What We Have Been / What We May Be Interview with Associate Artist, Kirk Bage, Kirk is one of the company's core ensemble of actors and has worked with Bard in the Botanics since our first year. Most recently he played Iago in Othello and Mark Antony in Julius Caesar.
1. When, where and what was your first encounter with Bard in the Botanics?
I auditioned for Gordon Barr for an Autumn production of The Duchess of Malfi, set in the graveyard of the Ramshorn Church, Glasgow in 2002. I believe it may have been part of the West End Festival, but I can’t be 100% on that 12 years on! (Editors Note: It was part of The Merchant City Festival in September - lovely cold weather for an outdoor performance!) The company was then exclusively known as Glasgow Repertory Company and I remember being very impressed by everyone involved, how passionate they were about the work, and how quickly they could produce a work of such merit. I was desperate to be part of the main Summer season and was thrilled be asked to take part the following year, with roles in Measure For Measure and Antony & Cleopatra, as well as a now semi-legendary French Soldier in Scott Palmer’s Henry V.
2. Who would you describe as an unsung hero of Bard in the Botanics?
Without a doubt, much praise is due to every member of the stage management over the years, achieving miracles, keeping us safe, dealing with tantrums, working the longest hours and generally being the most fun in the pub afterwards – but that’s going to be a popular answer. Above all I think the unsung heroes of Bard in the Botanics are the paying public who have stayed faithful and returned year after year, despite many wet spells, to support the shows with great enthusiasm and knowledge. It’s always nice to meet a patron who can rattle a list of their favourite Bard in the Botanics productions.
3. Which individual performance by an actor has made a particularly lasting impression on you (it might be one that you saw, worked with or was in a production you were involved with)?
So many to choose from, but I have to go with the award winning performance of Stephen Clyde in A Midsummer Night’s Dream a few years ago. I went back to see the show 3 times and was blown away by the ideas and timing involved in that performance, which I think is the funniest thing I have ever seen on a stage that wasn’t a stand-up comedian! I would have felt self conscious laughing so hard if it hadn’t been for everyone else in the audience doing the same. A true poke in the eye for anyone who thinks Shakespeare has to be dry and serious. Borderline genius.
4. Of your own work, what is the most fulfilling production you’ve been a part of?

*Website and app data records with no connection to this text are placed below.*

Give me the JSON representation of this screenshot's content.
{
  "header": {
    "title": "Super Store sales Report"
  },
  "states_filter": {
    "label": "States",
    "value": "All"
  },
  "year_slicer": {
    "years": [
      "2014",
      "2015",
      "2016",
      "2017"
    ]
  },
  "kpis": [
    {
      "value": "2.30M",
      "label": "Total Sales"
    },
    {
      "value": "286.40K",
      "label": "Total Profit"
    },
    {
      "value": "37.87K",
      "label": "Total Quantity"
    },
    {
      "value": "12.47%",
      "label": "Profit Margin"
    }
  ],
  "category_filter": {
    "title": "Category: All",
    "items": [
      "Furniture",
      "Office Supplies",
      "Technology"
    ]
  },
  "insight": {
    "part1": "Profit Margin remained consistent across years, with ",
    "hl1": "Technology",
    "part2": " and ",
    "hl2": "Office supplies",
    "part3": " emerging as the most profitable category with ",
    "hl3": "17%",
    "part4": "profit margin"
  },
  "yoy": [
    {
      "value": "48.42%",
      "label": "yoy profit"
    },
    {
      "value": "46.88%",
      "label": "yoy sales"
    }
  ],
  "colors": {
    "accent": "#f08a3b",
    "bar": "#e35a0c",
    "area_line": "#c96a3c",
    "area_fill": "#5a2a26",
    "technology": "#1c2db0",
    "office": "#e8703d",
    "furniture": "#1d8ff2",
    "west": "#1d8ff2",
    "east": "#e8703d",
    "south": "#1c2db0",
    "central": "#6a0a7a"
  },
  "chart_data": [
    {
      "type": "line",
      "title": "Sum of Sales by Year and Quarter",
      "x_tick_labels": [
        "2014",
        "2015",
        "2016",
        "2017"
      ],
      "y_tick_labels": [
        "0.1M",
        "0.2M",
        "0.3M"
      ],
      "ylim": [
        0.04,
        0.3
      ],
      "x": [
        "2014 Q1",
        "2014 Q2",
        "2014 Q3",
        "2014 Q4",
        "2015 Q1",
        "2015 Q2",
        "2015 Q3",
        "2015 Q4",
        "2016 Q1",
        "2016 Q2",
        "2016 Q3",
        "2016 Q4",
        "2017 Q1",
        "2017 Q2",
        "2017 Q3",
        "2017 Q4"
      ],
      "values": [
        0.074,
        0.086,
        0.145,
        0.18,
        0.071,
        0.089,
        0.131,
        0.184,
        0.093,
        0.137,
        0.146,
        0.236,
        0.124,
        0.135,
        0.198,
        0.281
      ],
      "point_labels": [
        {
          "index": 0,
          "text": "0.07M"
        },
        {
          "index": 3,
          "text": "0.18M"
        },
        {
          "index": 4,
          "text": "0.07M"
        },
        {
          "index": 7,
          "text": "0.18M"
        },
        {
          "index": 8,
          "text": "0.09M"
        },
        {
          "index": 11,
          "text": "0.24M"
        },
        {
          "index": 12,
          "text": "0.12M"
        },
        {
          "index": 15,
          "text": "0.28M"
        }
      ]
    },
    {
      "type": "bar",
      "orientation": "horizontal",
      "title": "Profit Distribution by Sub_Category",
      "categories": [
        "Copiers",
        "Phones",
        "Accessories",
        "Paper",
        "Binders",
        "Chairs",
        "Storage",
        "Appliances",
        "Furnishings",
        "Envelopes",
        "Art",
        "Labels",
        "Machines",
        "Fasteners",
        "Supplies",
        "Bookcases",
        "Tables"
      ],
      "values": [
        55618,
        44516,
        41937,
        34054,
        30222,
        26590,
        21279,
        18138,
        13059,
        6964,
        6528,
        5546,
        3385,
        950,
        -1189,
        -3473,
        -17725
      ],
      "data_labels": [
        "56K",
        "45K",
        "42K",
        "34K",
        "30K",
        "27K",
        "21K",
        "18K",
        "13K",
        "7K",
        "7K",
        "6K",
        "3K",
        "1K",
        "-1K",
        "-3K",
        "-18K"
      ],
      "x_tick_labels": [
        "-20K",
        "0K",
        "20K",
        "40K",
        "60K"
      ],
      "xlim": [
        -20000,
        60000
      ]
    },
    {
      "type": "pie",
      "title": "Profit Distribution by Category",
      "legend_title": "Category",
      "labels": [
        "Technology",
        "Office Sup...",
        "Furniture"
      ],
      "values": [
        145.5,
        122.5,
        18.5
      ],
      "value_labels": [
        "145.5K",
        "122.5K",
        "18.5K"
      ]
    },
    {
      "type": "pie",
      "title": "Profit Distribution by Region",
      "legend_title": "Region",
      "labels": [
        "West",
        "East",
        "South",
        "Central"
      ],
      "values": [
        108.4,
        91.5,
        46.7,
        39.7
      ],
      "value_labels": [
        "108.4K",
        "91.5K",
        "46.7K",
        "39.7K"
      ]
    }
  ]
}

They have all been rewarding, and educational, in their own way, every one of them. Scott Palmer’s Richard III in 2004 will always remain special to me as it was probably the first time I truly understood every word and moment in a Shakespeare play. The amazing ensemble were brave in tackling the humour head on and I felt incredibly supported and privileged to be playing the iconic lead at such a young age. It paved the way to all future work I’ve done with the company and prepared me for all the future challenges I would face. Gordon Barr’s As You Like It from 2012 also sticks out for different reasons, as I could have played the character of Jacques all day every day (I still use the incredible All The World’s a Stage speech in a lot of auditions) and I think we painted some beautiful pictures in that play. As an all round experience though, I would have to say last season’s production of Julius Caesar, adapted and directed by Jennifer Dick; a small, super smart, super talented, hard working cast, many many challenges to bring the script to life, the challenge of the extremely hot and humid, but beautiful Kibble Palace and an audience feedback that surpasses anything else I’ve ever felt as an actor. Very special.
5. Which Bard in the Botanics production or performance did you miss that you wish you’d seen?
Everything from 2007 to 2009 really. Macbeth with Paul Cunningham, Taming of the Shrew with Jennifer Dick, etc, etc. There’ll always be part of me that regrets missing that phase of the company’s history. I also regret I could only watch Hamlet in 2011 once – I was performing simultaneously in Pericles in the Kibble Palace, but could have watched Paul Cunningham and Nicole Cooper in that production many many times.
6. Which costume (of yours or someone else’s) would you most like to have worn or is simply your favourite?
I’ve had some good ones, and also some shockers! I never particularly think I wear costumes well, so it’s not something I dwell on, but Jacques’ togs were very comfortable and like a second skin, so I’d say that of my own. But really it has to be any of the gorgeous dresses worn by the ladies in any number of shows, the sisters in King Lear and Nicole Cooper as Ophelia in Hamlet, and again in last year’s Othello, together with Jennifer Dick’s two costumes in the same play, stick most in my mind.
7. What is your favourite spot in the Botanics Gardens, known or unknown?
Outside the White House. Waiting outside there in all weathers, cloud watching, in all moods, before shows, after shows, nervous, elated, deflated, worried, proud, expectant – that spot is Bard in the Botanics for me! The plants and stuff are ok too.
8. Bard in the Botanics has staged 24 of Shakespeare’s plays. Which of the titles we haven’t yet produced are you most excited about being staged?
Richard II. A sublime play. I can’t wait...